ACTIVITY. The data that follows is to be copied exactly, with each image removed.

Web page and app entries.

-- Opening Marker --

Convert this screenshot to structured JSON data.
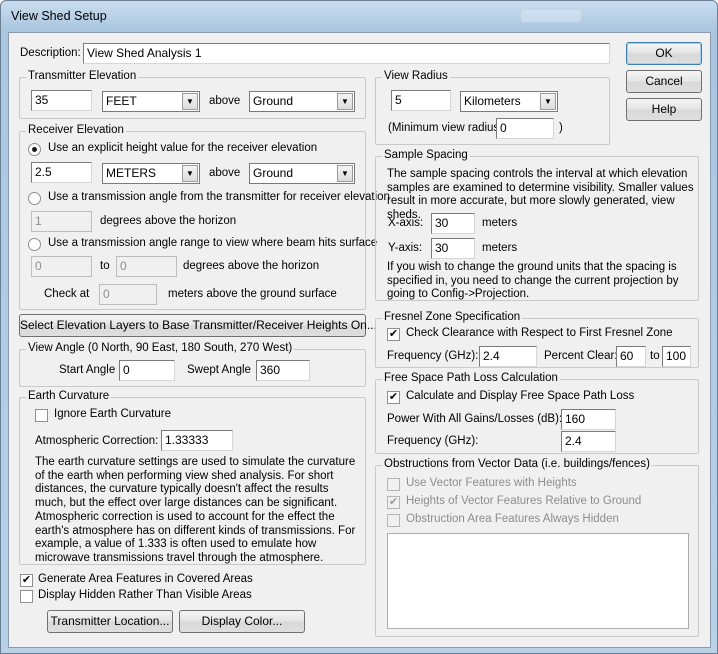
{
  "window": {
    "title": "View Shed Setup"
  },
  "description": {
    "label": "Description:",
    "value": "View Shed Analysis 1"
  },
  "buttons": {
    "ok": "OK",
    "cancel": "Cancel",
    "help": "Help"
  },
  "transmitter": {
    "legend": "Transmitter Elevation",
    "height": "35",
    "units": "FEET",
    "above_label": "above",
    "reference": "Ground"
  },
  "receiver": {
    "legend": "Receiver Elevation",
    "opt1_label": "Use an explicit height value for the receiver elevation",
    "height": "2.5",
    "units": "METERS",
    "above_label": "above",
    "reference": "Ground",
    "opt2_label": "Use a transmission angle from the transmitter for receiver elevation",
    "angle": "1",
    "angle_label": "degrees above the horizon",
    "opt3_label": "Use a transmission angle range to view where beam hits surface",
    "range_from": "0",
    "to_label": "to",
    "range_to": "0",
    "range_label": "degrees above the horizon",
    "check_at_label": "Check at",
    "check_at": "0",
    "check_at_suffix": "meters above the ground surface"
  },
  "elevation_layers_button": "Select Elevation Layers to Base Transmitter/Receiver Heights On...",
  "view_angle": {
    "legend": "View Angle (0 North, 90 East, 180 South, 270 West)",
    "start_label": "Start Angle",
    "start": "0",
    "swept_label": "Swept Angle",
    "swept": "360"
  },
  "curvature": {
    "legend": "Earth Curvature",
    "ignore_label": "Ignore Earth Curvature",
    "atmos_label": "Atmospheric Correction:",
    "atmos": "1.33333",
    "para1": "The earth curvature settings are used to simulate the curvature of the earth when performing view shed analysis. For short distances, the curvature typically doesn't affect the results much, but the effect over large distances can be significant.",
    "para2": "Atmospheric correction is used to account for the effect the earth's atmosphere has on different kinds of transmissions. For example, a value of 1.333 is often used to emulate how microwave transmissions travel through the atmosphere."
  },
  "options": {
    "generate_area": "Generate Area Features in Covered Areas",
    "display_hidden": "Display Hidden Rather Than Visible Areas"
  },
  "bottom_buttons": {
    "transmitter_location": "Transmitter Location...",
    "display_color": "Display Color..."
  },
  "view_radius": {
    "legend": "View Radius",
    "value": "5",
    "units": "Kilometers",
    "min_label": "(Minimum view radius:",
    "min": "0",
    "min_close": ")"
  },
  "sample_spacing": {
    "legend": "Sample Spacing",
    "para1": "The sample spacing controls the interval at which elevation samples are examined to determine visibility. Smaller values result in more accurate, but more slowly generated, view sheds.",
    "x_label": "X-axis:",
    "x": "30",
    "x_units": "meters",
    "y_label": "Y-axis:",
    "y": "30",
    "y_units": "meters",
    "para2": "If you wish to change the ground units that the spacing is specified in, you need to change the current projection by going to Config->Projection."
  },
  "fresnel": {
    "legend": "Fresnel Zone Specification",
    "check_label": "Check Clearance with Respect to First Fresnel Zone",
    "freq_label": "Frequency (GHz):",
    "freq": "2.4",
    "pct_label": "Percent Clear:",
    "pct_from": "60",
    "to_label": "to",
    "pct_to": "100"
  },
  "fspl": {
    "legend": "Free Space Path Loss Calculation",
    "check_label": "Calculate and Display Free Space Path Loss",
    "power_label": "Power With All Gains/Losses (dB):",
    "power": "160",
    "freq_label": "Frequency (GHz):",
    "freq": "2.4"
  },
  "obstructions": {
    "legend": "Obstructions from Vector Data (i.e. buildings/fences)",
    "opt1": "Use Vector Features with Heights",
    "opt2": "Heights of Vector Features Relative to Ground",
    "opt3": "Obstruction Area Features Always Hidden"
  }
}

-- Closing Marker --

ANSWER BOX.
Convert this screenshot to structured JSON data.
{
  "window": {
    "title": "View Shed Setup"
  },
  "description": {
    "label": "Description:",
    "value": "View Shed Analysis 1"
  },
  "buttons": {
    "ok": "OK",
    "cancel": "Cancel",
    "help": "Help"
  },
  "transmitter": {
    "legend": "Transmitter Elevation",
    "height": "35",
    "units": "FEET",
    "above_label": "above",
    "reference": "Ground"
  },
  "receiver": {
    "legend": "Receiver Elevation",
    "opt1_label": "Use an explicit height value for the receiver elevation",
    "height": "2.5",
    "units": "METERS",
    "above_label": "above",
    "reference": "Ground",
    "opt2_label": "Use a transmission angle from the transmitter for receiver elevation",
    "angle": "1",
    "angle_label": "degrees above the horizon",
    "opt3_label": "Use a transmission angle range to view where beam hits surface",
    "range_from": "0",
    "to_label": "to",
    "range_to": "0",
    "range_label": "degrees above the horizon",
    "check_at_label": "Check at",
    "check_at": "0",
    "check_at_suffix": "meters above the ground surface"
  },
  "elevation_layers_button": "Select Elevation Layers to Base Transmitter/Receiver Heights On...",
  "view_angle": {
    "legend": "View Angle (0 North, 90 East, 180 South, 270 West)",
    "start_label": "Start Angle",
    "start": "0",
    "swept_label": "Swept Angle",
    "swept": "360"
  },
  "curvature": {
    "legend": "Earth Curvature",
    "ignore_label": "Ignore Earth Curvature",
    "atmos_label": "Atmospheric Correction:",
    "atmos": "1.33333",
    "para1": "The earth curvature settings are used to simulate the curvature of the earth when performing view shed analysis. For short distances, the curvature typically doesn't affect the results much, but the effect over large distances can be significant.",
    "para2": "Atmospheric correction is used to account for the effect the earth's atmosphere has on different kinds of transmissions. For example, a value of 1.333 is often used to emulate how microwave transmissions travel through the atmosphere."
  },
  "options": {
    "generate_area": "Generate Area Features in Covered Areas",
    "display_hidden": "Display Hidden Rather Than Visible Areas"
  },
  "bottom_buttons": {
    "transmitter_location": "Transmitter Location...",
    "display_color": "Display Color..."
  },
  "view_radius": {
    "legend": "View Radius",
    "value": "5",
    "units": "Kilometers",
    "min_label": "(Minimum view radius:",
    "min": "0",
    "min_close": ")"
  },
  "sample_spacing": {
    "legend": "Sample Spacing",
    "para1": "The sample spacing controls the interval at which elevation samples are examined to determine visibility. Smaller values result in more accurate, but more slowly generated, view sheds.",
    "x_label": "X-axis:",
    "x": "30",
    "x_units": "meters",
    "y_label": "Y-axis:",
    "y": "30",
    "y_units": "meters",
    "para2": "If you wish to change the ground units that the spacing is specified in, you need to change the current projection by going to Config->Projection."
  },
  "fresnel": {
    "legend": "Fresnel Zone Specification",
    "check_label": "Check Clearance with Respect to First Fresnel Zone",
    "freq_label": "Frequency (GHz):",
    "freq": "2.4",
    "pct_label": "Percent Clear:",
    "pct_from": "60",
    "to_label": "to",
    "pct_to": "100"
  },
  "fspl": {
    "legend": "Free Space Path Loss Calculation",
    "check_label": "Calculate and Display Free Space Path Loss",
    "power_label": "Power With All Gains/Losses (dB):",
    "power": "160",
    "freq_label": "Frequency (GHz):",
    "freq": "2.4"
  },
  "obstructions": {
    "legend": "Obstructions from Vector Data (i.e. buildings/fences)",
    "opt1": "Use Vector Features with Heights",
    "opt2": "Heights of Vector Features Relative to Ground",
    "opt3": "Obstruction Area Features Always Hidden"
  }
}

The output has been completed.